What you should do
The records follow. Count the lines holding "this" and give only the number.

[Opening Entries supplied section]

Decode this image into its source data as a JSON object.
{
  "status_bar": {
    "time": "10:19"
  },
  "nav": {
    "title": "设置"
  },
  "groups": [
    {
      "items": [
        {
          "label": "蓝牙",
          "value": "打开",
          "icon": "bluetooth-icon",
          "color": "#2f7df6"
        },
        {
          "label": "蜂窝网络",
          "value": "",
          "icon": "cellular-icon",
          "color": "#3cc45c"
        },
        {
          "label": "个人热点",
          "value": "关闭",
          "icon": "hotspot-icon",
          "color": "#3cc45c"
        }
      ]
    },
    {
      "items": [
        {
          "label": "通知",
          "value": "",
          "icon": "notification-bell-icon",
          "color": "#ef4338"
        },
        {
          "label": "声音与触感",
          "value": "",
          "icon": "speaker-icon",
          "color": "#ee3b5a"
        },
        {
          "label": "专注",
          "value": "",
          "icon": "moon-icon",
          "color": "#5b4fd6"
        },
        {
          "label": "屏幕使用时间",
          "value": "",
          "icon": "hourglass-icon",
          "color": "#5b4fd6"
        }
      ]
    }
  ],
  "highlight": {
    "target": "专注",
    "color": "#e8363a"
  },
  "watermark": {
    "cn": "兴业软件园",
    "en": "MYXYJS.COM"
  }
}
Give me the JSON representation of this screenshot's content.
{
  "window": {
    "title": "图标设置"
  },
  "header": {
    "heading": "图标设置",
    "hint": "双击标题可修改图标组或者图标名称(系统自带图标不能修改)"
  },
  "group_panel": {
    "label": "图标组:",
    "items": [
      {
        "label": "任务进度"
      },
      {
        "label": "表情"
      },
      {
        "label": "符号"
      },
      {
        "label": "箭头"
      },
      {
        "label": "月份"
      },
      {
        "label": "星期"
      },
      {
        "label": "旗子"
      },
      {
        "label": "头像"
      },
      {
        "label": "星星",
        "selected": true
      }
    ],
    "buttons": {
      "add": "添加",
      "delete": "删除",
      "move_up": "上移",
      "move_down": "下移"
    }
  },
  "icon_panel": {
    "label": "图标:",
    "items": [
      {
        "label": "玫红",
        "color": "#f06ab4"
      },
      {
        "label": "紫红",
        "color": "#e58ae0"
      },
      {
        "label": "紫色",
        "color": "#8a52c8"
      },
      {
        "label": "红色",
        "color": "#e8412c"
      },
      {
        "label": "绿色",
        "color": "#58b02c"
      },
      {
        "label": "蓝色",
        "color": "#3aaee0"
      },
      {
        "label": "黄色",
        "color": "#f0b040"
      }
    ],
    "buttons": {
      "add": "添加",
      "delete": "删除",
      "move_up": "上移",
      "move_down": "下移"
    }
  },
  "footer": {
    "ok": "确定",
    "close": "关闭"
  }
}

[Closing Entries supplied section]

Answer box
2